▶ _Dataset_

☆ ☆ ☆ ☆ ☆ ☆ ☆

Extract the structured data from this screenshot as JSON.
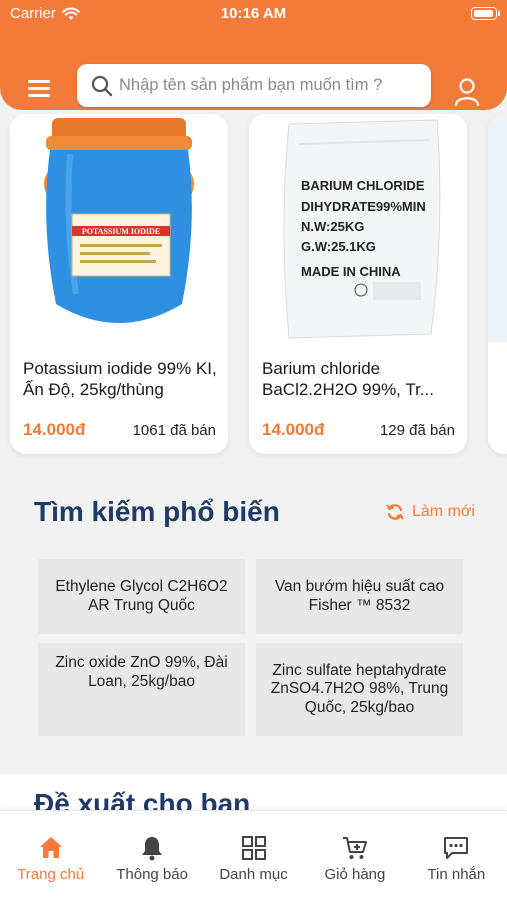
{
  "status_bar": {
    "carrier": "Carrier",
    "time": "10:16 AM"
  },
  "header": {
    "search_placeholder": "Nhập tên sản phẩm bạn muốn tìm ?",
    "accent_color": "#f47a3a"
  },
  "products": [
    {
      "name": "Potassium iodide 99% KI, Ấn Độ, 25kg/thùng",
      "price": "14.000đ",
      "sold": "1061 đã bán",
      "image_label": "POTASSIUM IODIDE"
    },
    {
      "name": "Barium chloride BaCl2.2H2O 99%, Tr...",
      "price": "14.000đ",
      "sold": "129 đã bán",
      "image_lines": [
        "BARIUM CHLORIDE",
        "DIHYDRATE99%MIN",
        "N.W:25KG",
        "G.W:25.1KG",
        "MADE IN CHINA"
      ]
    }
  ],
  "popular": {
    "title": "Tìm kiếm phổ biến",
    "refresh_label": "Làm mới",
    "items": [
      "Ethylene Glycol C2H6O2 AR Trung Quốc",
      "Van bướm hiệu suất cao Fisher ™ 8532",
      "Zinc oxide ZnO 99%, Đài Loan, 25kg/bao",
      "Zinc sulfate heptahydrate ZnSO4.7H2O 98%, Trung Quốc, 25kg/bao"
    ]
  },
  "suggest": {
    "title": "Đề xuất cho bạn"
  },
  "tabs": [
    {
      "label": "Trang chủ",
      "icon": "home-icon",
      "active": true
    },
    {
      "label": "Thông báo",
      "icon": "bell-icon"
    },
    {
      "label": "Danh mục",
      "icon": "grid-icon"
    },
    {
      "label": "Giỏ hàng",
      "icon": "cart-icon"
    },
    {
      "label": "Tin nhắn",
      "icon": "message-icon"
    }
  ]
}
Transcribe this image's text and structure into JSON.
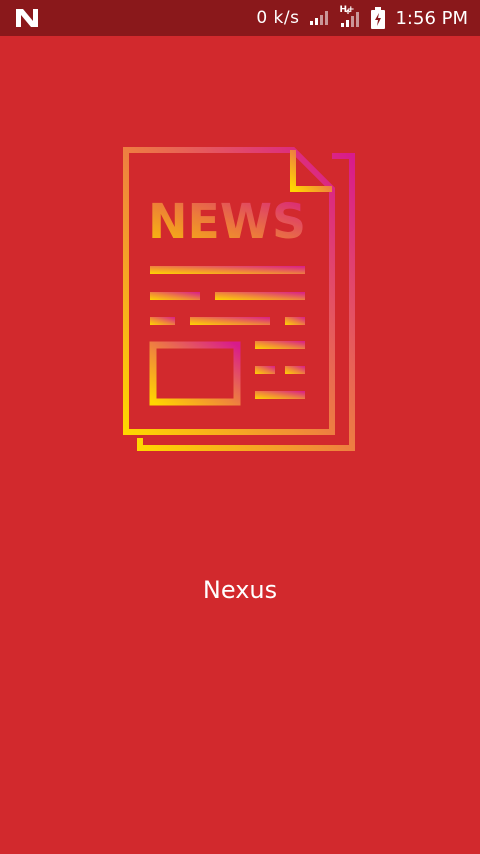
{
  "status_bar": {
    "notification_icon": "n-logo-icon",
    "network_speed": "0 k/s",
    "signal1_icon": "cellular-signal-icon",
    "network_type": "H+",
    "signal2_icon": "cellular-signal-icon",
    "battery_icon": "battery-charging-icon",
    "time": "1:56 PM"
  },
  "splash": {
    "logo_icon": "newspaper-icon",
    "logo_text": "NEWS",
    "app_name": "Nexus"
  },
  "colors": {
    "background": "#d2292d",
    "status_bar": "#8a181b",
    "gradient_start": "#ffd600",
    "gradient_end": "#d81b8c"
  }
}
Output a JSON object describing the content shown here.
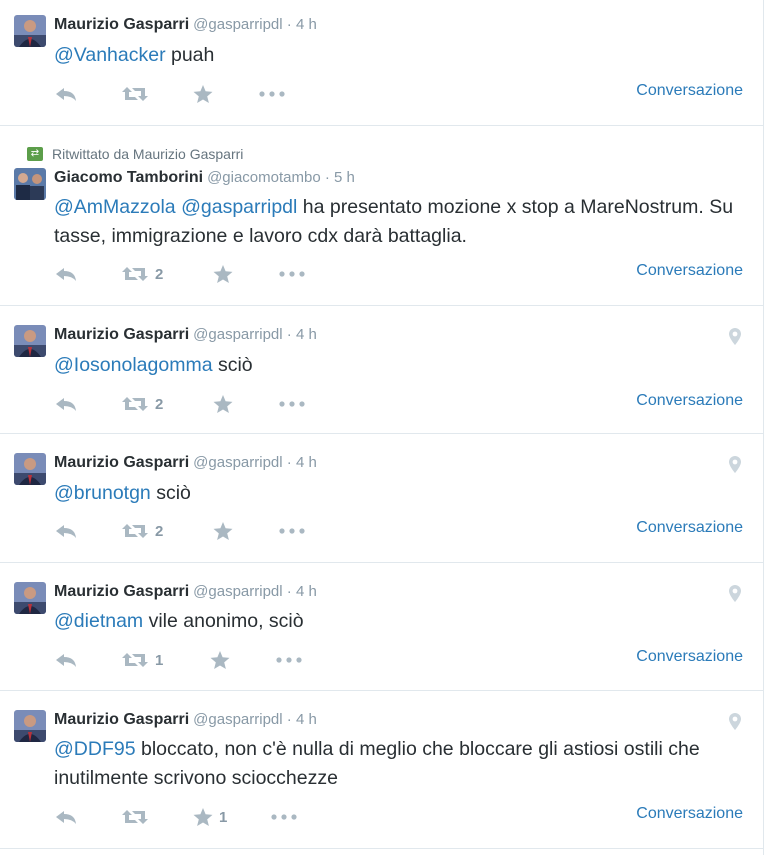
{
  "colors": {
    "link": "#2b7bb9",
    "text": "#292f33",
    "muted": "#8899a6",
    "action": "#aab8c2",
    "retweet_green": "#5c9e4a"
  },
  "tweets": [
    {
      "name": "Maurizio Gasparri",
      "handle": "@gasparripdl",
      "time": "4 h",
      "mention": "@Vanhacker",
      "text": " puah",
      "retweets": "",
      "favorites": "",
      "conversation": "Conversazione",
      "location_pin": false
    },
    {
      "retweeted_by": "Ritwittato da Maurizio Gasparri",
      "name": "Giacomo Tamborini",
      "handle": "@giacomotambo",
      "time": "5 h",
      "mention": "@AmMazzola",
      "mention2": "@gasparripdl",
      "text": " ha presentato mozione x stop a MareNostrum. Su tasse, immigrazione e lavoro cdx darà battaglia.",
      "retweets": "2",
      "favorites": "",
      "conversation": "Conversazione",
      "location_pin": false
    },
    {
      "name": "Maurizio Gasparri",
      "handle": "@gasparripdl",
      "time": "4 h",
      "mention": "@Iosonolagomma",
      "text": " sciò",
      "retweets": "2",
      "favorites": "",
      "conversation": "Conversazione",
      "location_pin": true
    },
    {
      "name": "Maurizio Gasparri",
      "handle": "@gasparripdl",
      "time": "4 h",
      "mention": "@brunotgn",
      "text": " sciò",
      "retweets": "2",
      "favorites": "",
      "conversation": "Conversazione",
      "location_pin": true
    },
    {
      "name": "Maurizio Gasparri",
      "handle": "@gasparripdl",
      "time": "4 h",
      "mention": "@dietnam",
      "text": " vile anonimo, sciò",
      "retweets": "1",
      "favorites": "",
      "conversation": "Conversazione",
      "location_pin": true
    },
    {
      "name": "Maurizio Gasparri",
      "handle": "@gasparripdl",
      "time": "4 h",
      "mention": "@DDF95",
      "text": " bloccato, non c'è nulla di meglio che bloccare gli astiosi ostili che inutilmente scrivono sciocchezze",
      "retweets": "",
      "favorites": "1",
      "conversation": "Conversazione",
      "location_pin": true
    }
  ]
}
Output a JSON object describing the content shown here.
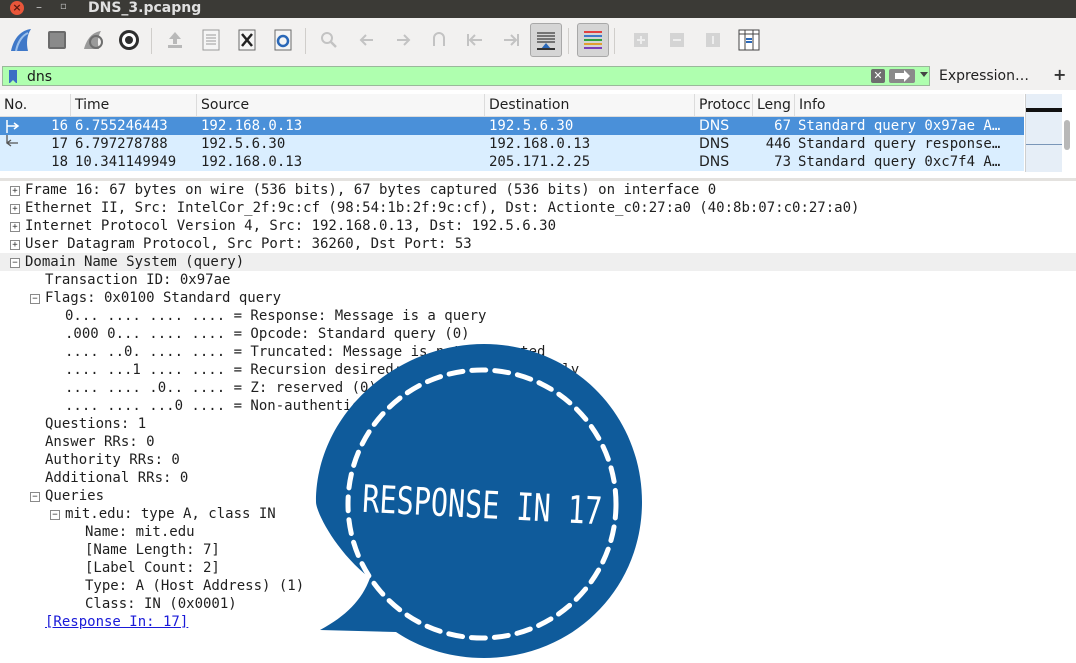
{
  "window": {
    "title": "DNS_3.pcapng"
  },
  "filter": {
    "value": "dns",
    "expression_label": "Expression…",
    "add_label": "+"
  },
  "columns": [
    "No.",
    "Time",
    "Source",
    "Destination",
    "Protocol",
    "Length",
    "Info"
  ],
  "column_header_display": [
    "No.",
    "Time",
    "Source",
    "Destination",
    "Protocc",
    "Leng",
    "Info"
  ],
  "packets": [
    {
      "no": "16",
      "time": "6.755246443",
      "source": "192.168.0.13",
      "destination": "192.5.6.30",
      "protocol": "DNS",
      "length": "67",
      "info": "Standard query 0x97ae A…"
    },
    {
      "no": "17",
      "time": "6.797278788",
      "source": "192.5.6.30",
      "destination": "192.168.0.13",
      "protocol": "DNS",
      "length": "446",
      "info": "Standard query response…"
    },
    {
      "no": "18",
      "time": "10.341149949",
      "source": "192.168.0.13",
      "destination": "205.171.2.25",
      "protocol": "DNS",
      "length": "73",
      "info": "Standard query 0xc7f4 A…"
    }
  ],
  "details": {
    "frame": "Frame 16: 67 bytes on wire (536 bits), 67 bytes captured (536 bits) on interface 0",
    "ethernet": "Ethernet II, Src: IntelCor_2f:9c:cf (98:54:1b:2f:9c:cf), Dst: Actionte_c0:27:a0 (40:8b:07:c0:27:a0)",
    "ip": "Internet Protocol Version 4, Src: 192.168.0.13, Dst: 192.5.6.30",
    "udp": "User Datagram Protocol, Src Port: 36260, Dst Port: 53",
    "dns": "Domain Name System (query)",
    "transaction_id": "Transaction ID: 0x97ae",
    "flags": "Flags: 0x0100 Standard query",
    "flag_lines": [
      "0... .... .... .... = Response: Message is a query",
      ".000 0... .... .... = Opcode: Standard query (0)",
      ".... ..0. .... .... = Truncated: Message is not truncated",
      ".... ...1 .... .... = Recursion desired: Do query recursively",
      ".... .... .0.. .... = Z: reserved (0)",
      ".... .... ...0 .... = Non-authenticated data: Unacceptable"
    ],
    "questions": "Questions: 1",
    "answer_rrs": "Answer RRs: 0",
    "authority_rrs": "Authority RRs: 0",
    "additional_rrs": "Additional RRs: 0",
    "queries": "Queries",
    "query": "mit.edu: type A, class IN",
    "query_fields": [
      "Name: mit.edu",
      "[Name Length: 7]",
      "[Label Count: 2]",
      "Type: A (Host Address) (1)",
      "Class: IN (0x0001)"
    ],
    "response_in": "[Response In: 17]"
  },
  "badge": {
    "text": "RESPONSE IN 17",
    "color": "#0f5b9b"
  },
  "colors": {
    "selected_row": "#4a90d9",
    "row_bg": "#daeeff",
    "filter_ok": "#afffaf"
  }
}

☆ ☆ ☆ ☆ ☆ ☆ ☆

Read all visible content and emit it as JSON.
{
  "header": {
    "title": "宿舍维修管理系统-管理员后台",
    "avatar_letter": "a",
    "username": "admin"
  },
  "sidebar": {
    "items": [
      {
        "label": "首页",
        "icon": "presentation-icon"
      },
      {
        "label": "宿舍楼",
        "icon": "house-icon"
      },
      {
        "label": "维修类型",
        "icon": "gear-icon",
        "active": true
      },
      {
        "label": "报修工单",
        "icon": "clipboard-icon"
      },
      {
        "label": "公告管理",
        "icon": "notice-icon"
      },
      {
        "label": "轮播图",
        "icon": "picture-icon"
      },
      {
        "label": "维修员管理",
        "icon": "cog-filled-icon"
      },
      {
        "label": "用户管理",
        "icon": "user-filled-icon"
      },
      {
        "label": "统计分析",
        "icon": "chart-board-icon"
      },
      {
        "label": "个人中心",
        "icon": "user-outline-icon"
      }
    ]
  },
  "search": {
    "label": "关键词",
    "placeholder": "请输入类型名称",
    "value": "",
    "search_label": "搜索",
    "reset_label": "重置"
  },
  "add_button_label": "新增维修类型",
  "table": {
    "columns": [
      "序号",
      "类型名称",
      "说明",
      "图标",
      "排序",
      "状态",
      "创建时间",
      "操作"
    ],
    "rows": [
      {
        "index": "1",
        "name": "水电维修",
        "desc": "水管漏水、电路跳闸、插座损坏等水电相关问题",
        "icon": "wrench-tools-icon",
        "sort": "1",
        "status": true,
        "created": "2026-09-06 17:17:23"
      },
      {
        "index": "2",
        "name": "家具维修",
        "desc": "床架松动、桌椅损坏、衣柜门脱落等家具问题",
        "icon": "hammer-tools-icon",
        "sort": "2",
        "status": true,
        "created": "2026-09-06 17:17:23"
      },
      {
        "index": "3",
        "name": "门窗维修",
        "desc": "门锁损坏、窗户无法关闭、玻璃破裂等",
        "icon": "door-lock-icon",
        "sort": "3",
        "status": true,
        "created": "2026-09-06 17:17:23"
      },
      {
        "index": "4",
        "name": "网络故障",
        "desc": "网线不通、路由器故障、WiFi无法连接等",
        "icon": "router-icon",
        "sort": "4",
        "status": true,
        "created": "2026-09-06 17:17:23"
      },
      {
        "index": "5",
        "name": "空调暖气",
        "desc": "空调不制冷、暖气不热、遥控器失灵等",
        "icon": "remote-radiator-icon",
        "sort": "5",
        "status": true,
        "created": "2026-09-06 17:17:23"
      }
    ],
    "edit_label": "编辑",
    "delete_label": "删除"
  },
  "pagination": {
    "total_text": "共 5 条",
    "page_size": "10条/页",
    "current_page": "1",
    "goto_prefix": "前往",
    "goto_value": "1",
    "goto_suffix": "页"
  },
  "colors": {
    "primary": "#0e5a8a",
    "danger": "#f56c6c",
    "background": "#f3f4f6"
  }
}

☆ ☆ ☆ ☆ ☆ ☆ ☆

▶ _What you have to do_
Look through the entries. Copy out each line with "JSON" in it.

▶ _Solution to this exercise_
Extract the structured data from this screenshot as JSON.
Transcribe this image's text and structure into JSON.
Output a JSON object describing the content shown here.
Output a JSON object describing the content shown here.
Read all visible content and emit it as JSON.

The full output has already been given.